Records for processing —
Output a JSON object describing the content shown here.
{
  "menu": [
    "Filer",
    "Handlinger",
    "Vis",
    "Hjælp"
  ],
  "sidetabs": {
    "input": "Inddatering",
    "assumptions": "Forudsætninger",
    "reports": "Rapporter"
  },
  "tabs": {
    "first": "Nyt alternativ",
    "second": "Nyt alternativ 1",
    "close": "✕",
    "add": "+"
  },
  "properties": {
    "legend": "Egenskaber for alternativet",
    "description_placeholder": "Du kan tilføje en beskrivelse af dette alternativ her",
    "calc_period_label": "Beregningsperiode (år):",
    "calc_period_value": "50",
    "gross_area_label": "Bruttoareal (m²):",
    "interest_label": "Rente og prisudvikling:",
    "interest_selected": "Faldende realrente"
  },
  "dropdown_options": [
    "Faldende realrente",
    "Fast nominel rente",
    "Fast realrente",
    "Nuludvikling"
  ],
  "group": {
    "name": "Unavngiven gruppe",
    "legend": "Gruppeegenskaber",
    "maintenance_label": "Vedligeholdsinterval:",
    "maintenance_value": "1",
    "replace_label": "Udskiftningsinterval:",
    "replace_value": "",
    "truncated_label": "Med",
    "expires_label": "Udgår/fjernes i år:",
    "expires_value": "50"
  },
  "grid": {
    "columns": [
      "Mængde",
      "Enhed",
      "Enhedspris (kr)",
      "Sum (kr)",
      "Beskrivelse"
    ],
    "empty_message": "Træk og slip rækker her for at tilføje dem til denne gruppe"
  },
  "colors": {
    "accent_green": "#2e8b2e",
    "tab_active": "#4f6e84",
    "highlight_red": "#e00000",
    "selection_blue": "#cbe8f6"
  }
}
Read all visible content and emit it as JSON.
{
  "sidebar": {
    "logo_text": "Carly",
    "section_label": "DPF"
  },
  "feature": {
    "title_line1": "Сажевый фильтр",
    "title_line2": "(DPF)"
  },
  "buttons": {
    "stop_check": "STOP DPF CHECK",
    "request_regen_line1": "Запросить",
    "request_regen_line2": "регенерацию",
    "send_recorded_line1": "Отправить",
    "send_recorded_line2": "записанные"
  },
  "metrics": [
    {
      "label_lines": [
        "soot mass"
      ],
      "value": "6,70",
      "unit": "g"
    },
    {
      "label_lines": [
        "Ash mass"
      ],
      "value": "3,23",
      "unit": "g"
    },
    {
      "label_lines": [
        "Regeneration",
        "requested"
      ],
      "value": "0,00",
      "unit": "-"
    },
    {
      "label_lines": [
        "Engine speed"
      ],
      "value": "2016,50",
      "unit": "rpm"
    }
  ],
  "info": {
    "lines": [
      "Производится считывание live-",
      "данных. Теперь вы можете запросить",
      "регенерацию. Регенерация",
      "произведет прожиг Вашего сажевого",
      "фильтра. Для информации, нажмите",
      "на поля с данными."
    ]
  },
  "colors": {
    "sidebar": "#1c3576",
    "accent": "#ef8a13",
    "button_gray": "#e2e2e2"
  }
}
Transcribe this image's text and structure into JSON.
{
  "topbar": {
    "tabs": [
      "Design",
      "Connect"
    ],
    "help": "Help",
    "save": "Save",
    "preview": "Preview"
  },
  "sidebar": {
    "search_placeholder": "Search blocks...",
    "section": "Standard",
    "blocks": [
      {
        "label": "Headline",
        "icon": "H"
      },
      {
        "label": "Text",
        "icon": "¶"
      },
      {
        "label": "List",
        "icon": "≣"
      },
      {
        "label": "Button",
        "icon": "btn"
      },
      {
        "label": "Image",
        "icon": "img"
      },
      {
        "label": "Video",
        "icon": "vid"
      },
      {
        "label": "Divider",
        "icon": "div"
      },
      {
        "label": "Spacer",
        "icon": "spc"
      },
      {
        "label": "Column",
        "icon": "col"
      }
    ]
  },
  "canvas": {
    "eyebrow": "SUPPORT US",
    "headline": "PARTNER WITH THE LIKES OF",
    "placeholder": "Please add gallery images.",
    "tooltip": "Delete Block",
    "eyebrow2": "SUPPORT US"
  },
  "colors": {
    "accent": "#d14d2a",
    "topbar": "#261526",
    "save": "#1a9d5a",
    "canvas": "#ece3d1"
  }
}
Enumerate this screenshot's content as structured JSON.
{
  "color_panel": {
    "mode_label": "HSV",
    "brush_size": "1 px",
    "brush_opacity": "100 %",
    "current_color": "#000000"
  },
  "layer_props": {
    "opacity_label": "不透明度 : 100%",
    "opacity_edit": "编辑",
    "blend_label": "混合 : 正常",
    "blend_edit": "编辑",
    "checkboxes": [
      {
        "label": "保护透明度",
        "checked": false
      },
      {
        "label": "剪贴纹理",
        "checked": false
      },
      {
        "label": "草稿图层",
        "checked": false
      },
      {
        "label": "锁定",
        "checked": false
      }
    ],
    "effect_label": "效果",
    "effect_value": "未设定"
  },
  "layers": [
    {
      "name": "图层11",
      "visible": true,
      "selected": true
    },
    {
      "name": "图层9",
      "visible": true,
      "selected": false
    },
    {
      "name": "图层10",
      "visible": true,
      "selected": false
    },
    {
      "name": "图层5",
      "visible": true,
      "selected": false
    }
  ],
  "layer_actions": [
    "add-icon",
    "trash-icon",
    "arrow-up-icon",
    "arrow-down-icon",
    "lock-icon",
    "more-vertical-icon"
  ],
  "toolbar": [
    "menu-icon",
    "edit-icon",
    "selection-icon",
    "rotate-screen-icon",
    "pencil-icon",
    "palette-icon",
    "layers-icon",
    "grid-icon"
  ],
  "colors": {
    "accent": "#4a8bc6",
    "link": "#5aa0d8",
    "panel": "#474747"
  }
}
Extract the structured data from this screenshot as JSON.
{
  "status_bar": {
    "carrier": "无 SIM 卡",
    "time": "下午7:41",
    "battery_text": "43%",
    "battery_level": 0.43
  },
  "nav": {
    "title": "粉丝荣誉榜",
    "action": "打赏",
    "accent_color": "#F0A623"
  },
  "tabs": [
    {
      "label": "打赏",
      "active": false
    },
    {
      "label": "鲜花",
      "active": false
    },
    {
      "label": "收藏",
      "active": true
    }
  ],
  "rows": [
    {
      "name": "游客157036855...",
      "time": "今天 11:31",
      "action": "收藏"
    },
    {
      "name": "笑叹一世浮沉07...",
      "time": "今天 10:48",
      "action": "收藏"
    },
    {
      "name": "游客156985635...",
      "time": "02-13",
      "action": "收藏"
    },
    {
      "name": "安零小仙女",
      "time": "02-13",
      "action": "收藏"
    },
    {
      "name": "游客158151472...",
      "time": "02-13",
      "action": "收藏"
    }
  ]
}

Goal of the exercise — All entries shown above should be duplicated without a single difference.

Exercise result —
Output a JSON object describing the content shown here.
{
  "menu": [
    "Filer",
    "Handlinger",
    "Vis",
    "Hjælp"
  ],
  "sidetabs": {
    "input": "Inddatering",
    "assumptions": "Forudsætninger",
    "reports": "Rapporter"
  },
  "tabs": {
    "first": "Nyt alternativ",
    "second": "Nyt alternativ 1",
    "close": "✕",
    "add": "+"
  },
  "properties": {
    "legend": "Egenskaber for alternativet",
    "description_placeholder": "Du kan tilføje en beskrivelse af dette alternativ her",
    "calc_period_label": "Beregningsperiode (år):",
    "calc_period_value": "50",
    "gross_area_label": "Bruttoareal (m²):",
    "interest_label": "Rente og prisudvikling:",
    "interest_selected": "Faldende realrente"
  },
  "dropdown_options": [
    "Faldende realrente",
    "Fast nominel rente",
    "Fast realrente",
    "Nuludvikling"
  ],
  "group": {
    "name": "Unavngiven gruppe",
    "legend": "Gruppeegenskaber",
    "maintenance_label": "Vedligeholdsinterval:",
    "maintenance_value": "1",
    "replace_label": "Udskiftningsinterval:",
    "replace_value": "",
    "truncated_label": "Med",
    "expires_label": "Udgår/fjernes i år:",
    "expires_value": "50"
  },
  "grid": {
    "columns": [
      "Mængde",
      "Enhed",
      "Enhedspris (kr)",
      "Sum (kr)",
      "Beskrivelse"
    ],
    "empty_message": "Træk og slip rækker her for at tilføje dem til denne gruppe"
  },
  "colors": {
    "accent_green": "#2e8b2e",
    "tab_active": "#4f6e84",
    "highlight_red": "#e00000",
    "selection_blue": "#cbe8f6"
  }
}
Read all visible content and emit it as JSON.
{
  "sidebar": {
    "logo_text": "Carly",
    "section_label": "DPF"
  },
  "feature": {
    "title_line1": "Сажевый фильтр",
    "title_line2": "(DPF)"
  },
  "buttons": {
    "stop_check": "STOP DPF CHECK",
    "request_regen_line1": "Запросить",
    "request_regen_line2": "регенерацию",
    "send_recorded_line1": "Отправить",
    "send_recorded_line2": "записанные"
  },
  "metrics": [
    {
      "label_lines": [
        "soot mass"
      ],
      "value": "6,70",
      "unit": "g"
    },
    {
      "label_lines": [
        "Ash mass"
      ],
      "value": "3,23",
      "unit": "g"
    },
    {
      "label_lines": [
        "Regeneration",
        "requested"
      ],
      "value": "0,00",
      "unit": "-"
    },
    {
      "label_lines": [
        "Engine speed"
      ],
      "value": "2016,50",
      "unit": "rpm"
    }
  ],
  "info": {
    "lines": [
      "Производится считывание live-",
      "данных. Теперь вы можете запросить",
      "регенерацию. Регенерация",
      "произведет прожиг Вашего сажевого",
      "фильтра. Для информации, нажмите",
      "на поля с данными."
    ]
  },
  "colors": {
    "sidebar": "#1c3576",
    "accent": "#ef8a13",
    "button_gray": "#e2e2e2"
  }
}
Transcribe this image's text and structure into JSON.
{
  "topbar": {
    "tabs": [
      "Design",
      "Connect"
    ],
    "help": "Help",
    "save": "Save",
    "preview": "Preview"
  },
  "sidebar": {
    "search_placeholder": "Search blocks...",
    "section": "Standard",
    "blocks": [
      {
        "label": "Headline",
        "icon": "H"
      },
      {
        "label": "Text",
        "icon": "¶"
      },
      {
        "label": "List",
        "icon": "≣"
      },
      {
        "label": "Button",
        "icon": "btn"
      },
      {
        "label": "Image",
        "icon": "img"
      },
      {
        "label": "Video",
        "icon": "vid"
      },
      {
        "label": "Divider",
        "icon": "div"
      },
      {
        "label": "Spacer",
        "icon": "spc"
      },
      {
        "label": "Column",
        "icon": "col"
      }
    ]
  },
  "canvas": {
    "eyebrow": "SUPPORT US",
    "headline": "PARTNER WITH THE LIKES OF",
    "placeholder": "Please add gallery images.",
    "tooltip": "Delete Block",
    "eyebrow2": "SUPPORT US"
  },
  "colors": {
    "accent": "#d14d2a",
    "topbar": "#261526",
    "save": "#1a9d5a",
    "canvas": "#ece3d1"
  }
}
Enumerate this screenshot's content as structured JSON.
{
  "color_panel": {
    "mode_label": "HSV",
    "brush_size": "1 px",
    "brush_opacity": "100 %",
    "current_color": "#000000"
  },
  "layer_props": {
    "opacity_label": "不透明度 : 100%",
    "opacity_edit": "编辑",
    "blend_label": "混合 : 正常",
    "blend_edit": "编辑",
    "checkboxes": [
      {
        "label": "保护透明度",
        "checked": false
      },
      {
        "label": "剪贴纹理",
        "checked": false
      },
      {
        "label": "草稿图层",
        "checked": false
      },
      {
        "label": "锁定",
        "checked": false
      }
    ],
    "effect_label": "效果",
    "effect_value": "未设定"
  },
  "layers": [
    {
      "name": "图层11",
      "visible": true,
      "selected": true
    },
    {
      "name": "图层9",
      "visible": true,
      "selected": false
    },
    {
      "name": "图层10",
      "visible": true,
      "selected": false
    },
    {
      "name": "图层5",
      "visible": true,
      "selected": false
    }
  ],
  "layer_actions": [
    "add-icon",
    "trash-icon",
    "arrow-up-icon",
    "arrow-down-icon",
    "lock-icon",
    "more-vertical-icon"
  ],
  "toolbar": [
    "menu-icon",
    "edit-icon",
    "selection-icon",
    "rotate-screen-icon",
    "pencil-icon",
    "palette-icon",
    "layers-icon",
    "grid-icon"
  ],
  "colors": {
    "accent": "#4a8bc6",
    "link": "#5aa0d8",
    "panel": "#474747"
  }
}
Extract the structured data from this screenshot as JSON.
{
  "status_bar": {
    "carrier": "无 SIM 卡",
    "time": "下午7:41",
    "battery_text": "43%",
    "battery_level": 0.43
  },
  "nav": {
    "title": "粉丝荣誉榜",
    "action": "打赏",
    "accent_color": "#F0A623"
  },
  "tabs": [
    {
      "label": "打赏",
      "active": false
    },
    {
      "label": "鲜花",
      "active": false
    },
    {
      "label": "收藏",
      "active": true
    }
  ],
  "rows": [
    {
      "name": "游客157036855...",
      "time": "今天 11:31",
      "action": "收藏"
    },
    {
      "name": "笑叹一世浮沉07...",
      "time": "今天 10:48",
      "action": "收藏"
    },
    {
      "name": "游客156985635...",
      "time": "02-13",
      "action": "收藏"
    },
    {
      "name": "安零小仙女",
      "time": "02-13",
      "action": "收藏"
    },
    {
      "name": "游客158151472...",
      "time": "02-13",
      "action": "收藏"
    }
  ]
}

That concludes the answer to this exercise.